- Where is Bracknell?
A part of the graduate program is that you get to travel and see different Fujitsu offices. I was lucky enough to spend three weeks in Bracknell with the other European Project Management Graduates. We went through all the foundational knowledge needed to start a career in Project Management in Fujitsu as well as building a network of contacts you can turn to for any questions.This program might take you to places that you might not have visited otherwise. I had no idea about Bracknell before this trip, but now I know that the Dursley house from Harry Potter is located there, and I even took a short bus trip to Windsor to see the royal castle on the weekend. This program might even improve your geography skills.
- It is smart to set SMART goals.
In recent times when travelling has not been possible we have had virtual graduate sessions. This November we had the first Virtual Early Career Conference with the theme Digital+ Digital. We could choose sessions to attend after our own interests and one session I attended was Managing Your Motivation. Especially recently it can be difficult to stay positive and motivated consistently.I learnt one way to help with this, which is setting SMART goals: Specific, Measurable, Achievable, Realistic and Timed. This way I have goals I can easily follow and once I achieve them, it keeps me motivated to move forward and keep setting new goals. The Graduate Program has really adapted well during this time and we have had several interesting online sessions supporting us to learn the skills that are good to develop early in your career.
- You learn by doing.
The Graduate Program is structured to modules dedicated to specific learning topics that you attend throughout the two year program. One such module is Personal Impact, which I found very useful. It taught me to examine my personality type and how that can make others perceive me, and how to best communicate with co-workers that might have the opposite personality to mine.In your day-to-day work life, you have your role and your regular tasks. In my role as Project Coordinator I have been working with customer and internal projects since I started. The benefit of being a graduate is that you do get extra trainings and you always get help when you ask for it.
- Your network matters.
Being a graduate has given me a great opportunity to build my network, in Finland and across Europe. It was a great way for me to learn about the different roles and units that make up Fujitsu, so it helped me get a better understanding of what Fujitsu does and how it operates.It is also good to get to know co-workers in other departments because then I have more colleagues that I can turn to when I need help with something. Even now during this time of remote working, there have been Graduate events that have let me just network and talk with others.
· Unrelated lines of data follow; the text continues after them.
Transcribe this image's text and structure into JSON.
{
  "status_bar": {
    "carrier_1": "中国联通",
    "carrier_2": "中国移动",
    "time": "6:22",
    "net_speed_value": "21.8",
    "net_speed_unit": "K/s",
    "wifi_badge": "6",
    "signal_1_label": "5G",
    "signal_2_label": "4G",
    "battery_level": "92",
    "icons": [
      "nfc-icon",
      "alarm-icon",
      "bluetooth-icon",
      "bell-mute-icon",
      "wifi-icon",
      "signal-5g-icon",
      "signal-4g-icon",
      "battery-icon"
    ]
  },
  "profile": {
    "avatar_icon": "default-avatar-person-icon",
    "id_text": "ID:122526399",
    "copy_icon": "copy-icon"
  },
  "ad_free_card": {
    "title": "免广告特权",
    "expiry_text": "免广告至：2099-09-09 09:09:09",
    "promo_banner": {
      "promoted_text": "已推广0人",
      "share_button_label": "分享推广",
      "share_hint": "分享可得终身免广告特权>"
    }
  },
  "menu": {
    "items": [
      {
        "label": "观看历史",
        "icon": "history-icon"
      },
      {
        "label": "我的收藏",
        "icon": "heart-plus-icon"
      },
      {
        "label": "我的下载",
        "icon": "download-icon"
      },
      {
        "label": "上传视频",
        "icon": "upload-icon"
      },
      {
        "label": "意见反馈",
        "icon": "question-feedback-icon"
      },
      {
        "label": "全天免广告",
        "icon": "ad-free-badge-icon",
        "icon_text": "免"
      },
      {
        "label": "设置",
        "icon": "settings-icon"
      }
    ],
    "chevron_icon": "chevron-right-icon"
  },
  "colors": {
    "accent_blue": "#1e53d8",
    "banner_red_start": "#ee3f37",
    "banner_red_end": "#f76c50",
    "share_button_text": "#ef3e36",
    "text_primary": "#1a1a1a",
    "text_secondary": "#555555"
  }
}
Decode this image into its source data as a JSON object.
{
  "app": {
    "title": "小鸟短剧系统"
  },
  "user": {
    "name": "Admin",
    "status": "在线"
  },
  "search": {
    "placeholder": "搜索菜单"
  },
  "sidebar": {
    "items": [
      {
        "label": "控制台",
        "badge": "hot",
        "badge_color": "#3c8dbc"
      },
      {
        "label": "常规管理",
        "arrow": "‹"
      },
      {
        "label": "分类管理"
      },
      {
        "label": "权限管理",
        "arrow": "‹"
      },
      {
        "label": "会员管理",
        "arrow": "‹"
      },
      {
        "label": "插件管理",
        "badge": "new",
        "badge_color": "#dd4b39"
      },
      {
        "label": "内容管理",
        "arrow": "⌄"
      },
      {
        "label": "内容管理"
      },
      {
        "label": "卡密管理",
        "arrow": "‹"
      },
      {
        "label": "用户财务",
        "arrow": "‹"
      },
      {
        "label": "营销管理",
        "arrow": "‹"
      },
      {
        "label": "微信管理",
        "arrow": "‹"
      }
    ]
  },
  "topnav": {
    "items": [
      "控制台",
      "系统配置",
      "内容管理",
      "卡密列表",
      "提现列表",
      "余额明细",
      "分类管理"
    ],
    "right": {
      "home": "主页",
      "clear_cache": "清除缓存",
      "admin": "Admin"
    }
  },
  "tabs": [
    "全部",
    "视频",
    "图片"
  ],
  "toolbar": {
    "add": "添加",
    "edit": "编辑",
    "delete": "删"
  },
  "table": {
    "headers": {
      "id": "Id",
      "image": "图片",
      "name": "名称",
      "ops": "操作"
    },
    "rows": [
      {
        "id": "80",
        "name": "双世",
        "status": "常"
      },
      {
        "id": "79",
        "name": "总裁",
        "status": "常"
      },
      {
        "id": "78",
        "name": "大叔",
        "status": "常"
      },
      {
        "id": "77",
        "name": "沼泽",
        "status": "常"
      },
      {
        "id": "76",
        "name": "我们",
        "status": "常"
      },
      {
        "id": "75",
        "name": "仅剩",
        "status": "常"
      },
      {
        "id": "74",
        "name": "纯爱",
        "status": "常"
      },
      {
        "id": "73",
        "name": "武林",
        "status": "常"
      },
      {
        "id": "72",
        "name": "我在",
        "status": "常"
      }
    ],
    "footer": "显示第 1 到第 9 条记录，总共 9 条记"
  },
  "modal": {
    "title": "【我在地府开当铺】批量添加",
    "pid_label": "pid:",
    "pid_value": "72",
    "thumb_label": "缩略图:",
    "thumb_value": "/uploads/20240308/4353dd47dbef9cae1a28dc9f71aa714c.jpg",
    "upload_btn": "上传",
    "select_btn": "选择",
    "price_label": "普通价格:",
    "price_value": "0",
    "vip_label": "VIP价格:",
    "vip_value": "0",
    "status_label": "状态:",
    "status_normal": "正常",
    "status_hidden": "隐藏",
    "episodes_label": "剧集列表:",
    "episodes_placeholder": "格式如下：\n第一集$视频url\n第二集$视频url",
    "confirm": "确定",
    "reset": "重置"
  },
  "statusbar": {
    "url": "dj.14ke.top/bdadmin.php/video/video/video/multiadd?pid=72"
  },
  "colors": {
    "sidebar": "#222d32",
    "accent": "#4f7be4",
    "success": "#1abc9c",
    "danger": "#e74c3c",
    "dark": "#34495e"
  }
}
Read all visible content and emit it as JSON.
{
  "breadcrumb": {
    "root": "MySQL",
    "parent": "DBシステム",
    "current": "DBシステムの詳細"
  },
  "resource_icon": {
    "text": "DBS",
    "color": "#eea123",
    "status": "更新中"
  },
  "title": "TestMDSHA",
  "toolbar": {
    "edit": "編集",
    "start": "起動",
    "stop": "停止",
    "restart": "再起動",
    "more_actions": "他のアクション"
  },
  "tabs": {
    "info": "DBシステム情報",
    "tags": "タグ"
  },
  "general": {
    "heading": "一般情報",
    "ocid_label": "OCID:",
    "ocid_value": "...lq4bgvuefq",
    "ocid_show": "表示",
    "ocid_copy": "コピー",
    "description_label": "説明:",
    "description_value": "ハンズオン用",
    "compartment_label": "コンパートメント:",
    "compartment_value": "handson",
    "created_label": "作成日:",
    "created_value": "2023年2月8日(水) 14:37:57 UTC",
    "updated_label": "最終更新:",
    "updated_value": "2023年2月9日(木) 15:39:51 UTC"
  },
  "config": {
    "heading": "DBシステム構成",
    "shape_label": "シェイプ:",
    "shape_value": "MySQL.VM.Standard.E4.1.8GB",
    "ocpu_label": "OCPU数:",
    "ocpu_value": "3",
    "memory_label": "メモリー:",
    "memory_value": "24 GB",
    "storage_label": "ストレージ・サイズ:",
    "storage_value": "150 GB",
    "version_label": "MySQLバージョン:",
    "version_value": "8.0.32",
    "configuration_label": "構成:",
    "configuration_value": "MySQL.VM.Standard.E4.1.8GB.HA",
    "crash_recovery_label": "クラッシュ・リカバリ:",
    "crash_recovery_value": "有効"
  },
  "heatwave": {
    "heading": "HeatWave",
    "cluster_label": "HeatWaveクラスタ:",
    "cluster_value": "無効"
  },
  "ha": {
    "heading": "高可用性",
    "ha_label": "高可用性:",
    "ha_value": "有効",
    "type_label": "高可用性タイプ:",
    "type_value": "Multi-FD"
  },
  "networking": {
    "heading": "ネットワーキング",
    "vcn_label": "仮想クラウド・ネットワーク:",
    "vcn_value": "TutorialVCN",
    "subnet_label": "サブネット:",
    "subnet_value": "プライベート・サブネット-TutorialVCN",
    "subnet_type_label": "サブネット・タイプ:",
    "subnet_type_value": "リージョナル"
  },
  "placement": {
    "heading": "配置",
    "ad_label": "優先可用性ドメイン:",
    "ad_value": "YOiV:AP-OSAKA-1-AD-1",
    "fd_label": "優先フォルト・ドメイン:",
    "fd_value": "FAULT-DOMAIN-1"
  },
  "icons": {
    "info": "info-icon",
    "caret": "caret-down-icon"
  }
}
You can read more about the graduate program here: Fujitsun Graduate Program Suomessa ja maailmalla : Fujitsu Finland